Give all of the data again exactly as written, omitting every image.
____ Task data
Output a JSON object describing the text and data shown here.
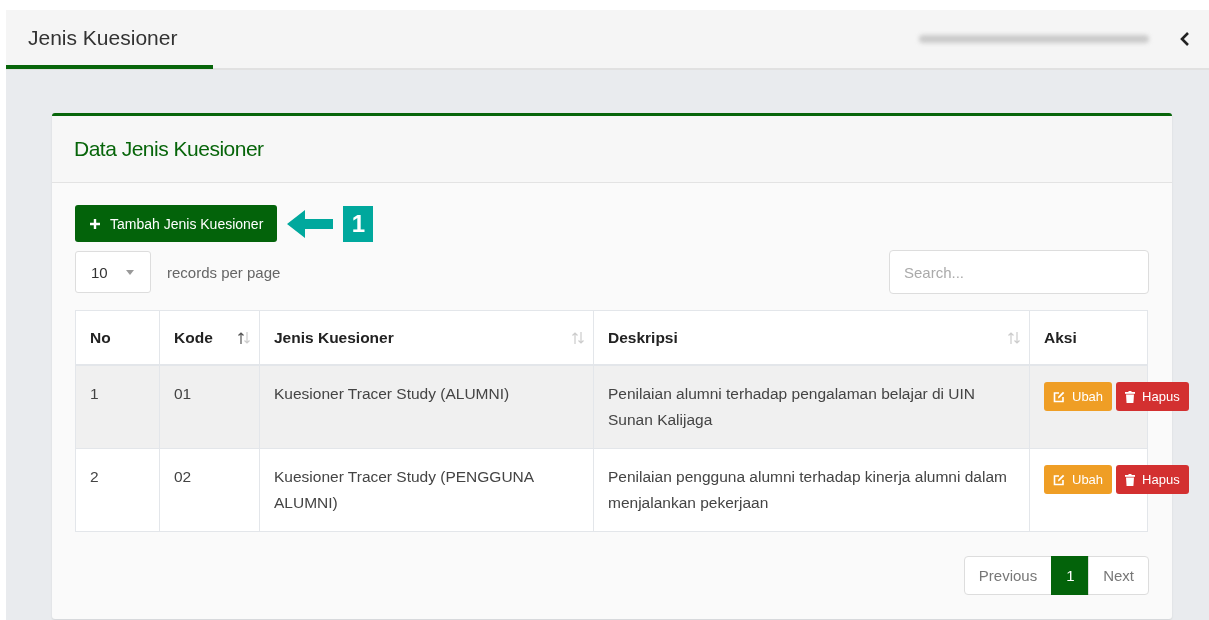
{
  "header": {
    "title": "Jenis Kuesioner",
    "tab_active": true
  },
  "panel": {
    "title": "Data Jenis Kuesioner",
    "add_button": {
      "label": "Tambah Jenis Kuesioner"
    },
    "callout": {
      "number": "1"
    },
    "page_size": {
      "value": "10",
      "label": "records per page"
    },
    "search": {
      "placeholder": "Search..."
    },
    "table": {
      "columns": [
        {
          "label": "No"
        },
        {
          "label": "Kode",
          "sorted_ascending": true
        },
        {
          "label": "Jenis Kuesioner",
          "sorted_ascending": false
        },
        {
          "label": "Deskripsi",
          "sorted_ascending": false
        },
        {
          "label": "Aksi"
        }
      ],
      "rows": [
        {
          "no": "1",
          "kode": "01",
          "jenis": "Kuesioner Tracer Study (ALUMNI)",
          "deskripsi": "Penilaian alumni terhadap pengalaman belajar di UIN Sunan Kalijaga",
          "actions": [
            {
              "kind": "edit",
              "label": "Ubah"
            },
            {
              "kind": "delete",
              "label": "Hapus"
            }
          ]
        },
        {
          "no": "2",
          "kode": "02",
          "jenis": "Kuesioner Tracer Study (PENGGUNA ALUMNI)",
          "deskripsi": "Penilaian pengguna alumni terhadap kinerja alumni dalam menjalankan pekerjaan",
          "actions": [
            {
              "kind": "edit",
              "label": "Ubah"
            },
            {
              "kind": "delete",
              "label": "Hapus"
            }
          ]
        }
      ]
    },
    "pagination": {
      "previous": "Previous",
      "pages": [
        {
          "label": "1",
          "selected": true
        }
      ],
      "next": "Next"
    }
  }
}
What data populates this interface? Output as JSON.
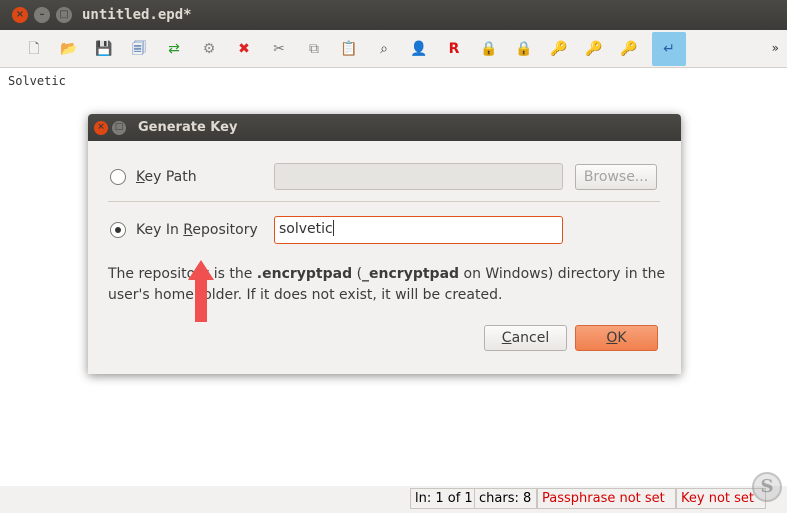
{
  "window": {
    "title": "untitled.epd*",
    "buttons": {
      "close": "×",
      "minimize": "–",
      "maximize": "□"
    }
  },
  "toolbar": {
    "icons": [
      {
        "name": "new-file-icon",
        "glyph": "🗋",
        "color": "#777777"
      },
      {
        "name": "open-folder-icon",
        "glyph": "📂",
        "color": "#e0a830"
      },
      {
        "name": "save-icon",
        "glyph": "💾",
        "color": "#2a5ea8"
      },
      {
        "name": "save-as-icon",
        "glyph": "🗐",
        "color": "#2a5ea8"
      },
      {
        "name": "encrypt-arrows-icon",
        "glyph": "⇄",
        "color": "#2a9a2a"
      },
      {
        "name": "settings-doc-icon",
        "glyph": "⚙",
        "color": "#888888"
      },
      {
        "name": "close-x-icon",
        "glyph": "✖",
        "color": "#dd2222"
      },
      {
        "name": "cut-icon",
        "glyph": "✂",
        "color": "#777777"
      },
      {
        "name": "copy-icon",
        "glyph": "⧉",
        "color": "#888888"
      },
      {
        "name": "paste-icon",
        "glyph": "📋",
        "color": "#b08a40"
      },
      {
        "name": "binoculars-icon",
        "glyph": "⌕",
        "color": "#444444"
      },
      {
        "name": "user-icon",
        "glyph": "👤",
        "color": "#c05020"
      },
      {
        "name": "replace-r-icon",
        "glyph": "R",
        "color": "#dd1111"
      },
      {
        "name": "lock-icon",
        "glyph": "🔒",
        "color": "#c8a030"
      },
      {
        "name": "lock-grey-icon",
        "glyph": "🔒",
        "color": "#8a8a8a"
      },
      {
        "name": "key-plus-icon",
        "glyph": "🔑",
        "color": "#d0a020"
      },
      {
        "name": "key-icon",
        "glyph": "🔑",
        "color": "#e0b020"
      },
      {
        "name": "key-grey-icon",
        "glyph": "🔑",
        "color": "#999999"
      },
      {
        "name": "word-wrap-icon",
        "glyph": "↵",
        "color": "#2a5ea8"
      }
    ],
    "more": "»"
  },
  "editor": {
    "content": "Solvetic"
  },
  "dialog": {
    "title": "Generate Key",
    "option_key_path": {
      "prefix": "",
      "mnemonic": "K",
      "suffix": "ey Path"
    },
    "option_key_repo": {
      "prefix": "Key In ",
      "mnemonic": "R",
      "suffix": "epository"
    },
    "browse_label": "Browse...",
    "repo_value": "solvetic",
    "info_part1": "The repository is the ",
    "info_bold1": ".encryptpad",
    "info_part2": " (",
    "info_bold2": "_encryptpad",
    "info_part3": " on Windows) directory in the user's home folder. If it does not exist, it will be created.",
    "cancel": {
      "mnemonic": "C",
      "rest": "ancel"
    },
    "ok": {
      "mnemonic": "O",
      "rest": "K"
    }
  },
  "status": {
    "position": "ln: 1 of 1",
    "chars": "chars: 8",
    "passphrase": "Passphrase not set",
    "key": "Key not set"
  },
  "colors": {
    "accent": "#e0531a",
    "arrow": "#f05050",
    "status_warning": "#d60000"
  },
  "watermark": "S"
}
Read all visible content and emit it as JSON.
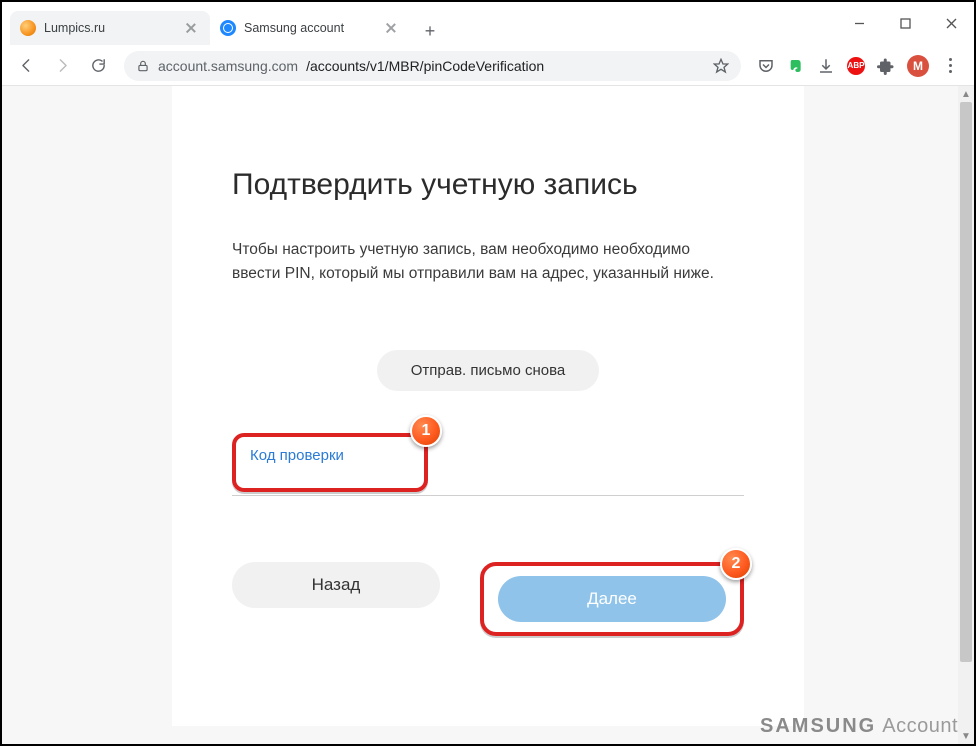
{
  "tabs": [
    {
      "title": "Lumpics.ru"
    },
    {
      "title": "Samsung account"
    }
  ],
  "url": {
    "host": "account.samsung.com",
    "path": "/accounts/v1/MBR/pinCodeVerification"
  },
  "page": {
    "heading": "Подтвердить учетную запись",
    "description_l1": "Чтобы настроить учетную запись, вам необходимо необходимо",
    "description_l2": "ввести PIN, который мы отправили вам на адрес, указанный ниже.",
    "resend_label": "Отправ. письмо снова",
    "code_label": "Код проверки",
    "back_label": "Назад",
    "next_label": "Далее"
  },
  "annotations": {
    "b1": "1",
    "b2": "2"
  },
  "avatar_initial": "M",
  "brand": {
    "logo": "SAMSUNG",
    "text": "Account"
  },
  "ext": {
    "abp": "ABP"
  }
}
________
Answer to this problem »
Output a JSON object describing the text and data shown here.
{
  "header": {
    "title": "Jenis Kuesioner",
    "tab_active": true
  },
  "panel": {
    "title": "Data Jenis Kuesioner",
    "add_button": {
      "label": "Tambah Jenis Kuesioner"
    },
    "callout": {
      "number": "1"
    },
    "page_size": {
      "value": "10",
      "label": "records per page"
    },
    "search": {
      "placeholder": "Search..."
    },
    "table": {
      "columns": [
        {
          "label": "No"
        },
        {
          "label": "Kode",
          "sorted_ascending": true
        },
        {
          "label": "Jenis Kuesioner",
          "sorted_ascending": false
        },
        {
          "label": "Deskripsi",
          "sorted_ascending": false
        },
        {
          "label": "Aksi"
        }
      ],
      "rows": [
        {
          "no": "1",
          "kode": "01",
          "jenis": "Kuesioner Tracer Study (ALUMNI)",
          "deskripsi": "Penilaian alumni terhadap pengalaman belajar di UIN Sunan Kalijaga",
          "actions": [
            {
              "kind": "edit",
              "label": "Ubah"
            },
            {
              "kind": "delete",
              "label": "Hapus"
            }
          ]
        },
        {
          "no": "2",
          "kode": "02",
          "jenis": "Kuesioner Tracer Study (PENGGUNA ALUMNI)",
          "deskripsi": "Penilaian pengguna alumni terhadap kinerja alumni dalam menjalankan pekerjaan",
          "actions": [
            {
              "kind": "edit",
              "label": "Ubah"
            },
            {
              "kind": "delete",
              "label": "Hapus"
            }
          ]
        }
      ]
    },
    "pagination": {
      "previous": "Previous",
      "pages": [
        {
          "label": "1",
          "selected": true
        }
      ],
      "next": "Next"
    }
  }
}
What data populates this interface? Output as JSON.
{
  "window": {
    "title": "untitled.epd*",
    "buttons": {
      "close": "×",
      "minimize": "–",
      "maximize": "□"
    }
  },
  "toolbar": {
    "icons": [
      {
        "name": "new-file-icon",
        "glyph": "🗋",
        "color": "#777777"
      },
      {
        "name": "open-folder-icon",
        "glyph": "📂",
        "color": "#e0a830"
      },
      {
        "name": "save-icon",
        "glyph": "💾",
        "color": "#2a5ea8"
      },
      {
        "name": "save-as-icon",
        "glyph": "🗐",
        "color": "#2a5ea8"
      },
      {
        "name": "encrypt-arrows-icon",
        "glyph": "⇄",
        "color": "#2a9a2a"
      },
      {
        "name": "settings-doc-icon",
        "glyph": "⚙",
        "color": "#888888"
      },
      {
        "name": "close-x-icon",
        "glyph": "✖",
        "color": "#dd2222"
      },
      {
        "name": "cut-icon",
        "glyph": "✂",
        "color": "#777777"
      },
      {
        "name": "copy-icon",
        "glyph": "⧉",
        "color": "#888888"
      },
      {
        "name": "paste-icon",
        "glyph": "📋",
        "color": "#b08a40"
      },
      {
        "name": "binoculars-icon",
        "glyph": "⌕",
        "color": "#444444"
      },
      {
        "name": "user-icon",
        "glyph": "👤",
        "color": "#c05020"
      },
      {
        "name": "replace-r-icon",
        "glyph": "R",
        "color": "#dd1111"
      },
      {
        "name": "lock-icon",
        "glyph": "🔒",
        "color": "#c8a030"
      },
      {
        "name": "lock-grey-icon",
        "glyph": "🔒",
        "color": "#8a8a8a"
      },
      {
        "name": "key-plus-icon",
        "glyph": "🔑",
        "color": "#d0a020"
      },
      {
        "name": "key-icon",
        "glyph": "🔑",
        "color": "#e0b020"
      },
      {
        "name": "key-grey-icon",
        "glyph": "🔑",
        "color": "#999999"
      },
      {
        "name": "word-wrap-icon",
        "glyph": "↵",
        "color": "#2a5ea8"
      }
    ],
    "more": "»"
  },
  "editor": {
    "content": "Solvetic"
  },
  "dialog": {
    "title": "Generate Key",
    "option_key_path": {
      "prefix": "",
      "mnemonic": "K",
      "suffix": "ey Path"
    },
    "option_key_repo": {
      "prefix": "Key In ",
      "mnemonic": "R",
      "suffix": "epository"
    },
    "browse_label": "Browse...",
    "repo_value": "solvetic",
    "info_part1": "The repository is the ",
    "info_bold1": ".encryptpad",
    "info_part2": " (",
    "info_bold2": "_encryptpad",
    "info_part3": " on Windows) directory in the user's home folder. If it does not exist, it will be created.",
    "cancel": {
      "mnemonic": "C",
      "rest": "ancel"
    },
    "ok": {
      "mnemonic": "O",
      "rest": "K"
    }
  },
  "status": {
    "position": "ln: 1 of 1",
    "chars": "chars: 8",
    "passphrase": "Passphrase not set",
    "key": "Key not set"
  },
  "colors": {
    "accent": "#e0531a",
    "arrow": "#f05050",
    "status_warning": "#d60000"
  },
  "watermark": "S"
}
Read all visible content and emit it as JSON.
{
  "tabs": [
    {
      "title": "Lumpics.ru"
    },
    {
      "title": "Samsung account"
    }
  ],
  "url": {
    "host": "account.samsung.com",
    "path": "/accounts/v1/MBR/pinCodeVerification"
  },
  "page": {
    "heading": "Подтвердить учетную запись",
    "description_l1": "Чтобы настроить учетную запись, вам необходимо необходимо",
    "description_l2": "ввести PIN, который мы отправили вам на адрес, указанный ниже.",
    "resend_label": "Отправ. письмо снова",
    "code_label": "Код проверки",
    "back_label": "Назад",
    "next_label": "Далее"
  },
  "annotations": {
    "b1": "1",
    "b2": "2"
  },
  "avatar_initial": "M",
  "brand": {
    "logo": "SAMSUNG",
    "text": "Account"
  },
  "ext": {
    "abp": "ABP"
  }
}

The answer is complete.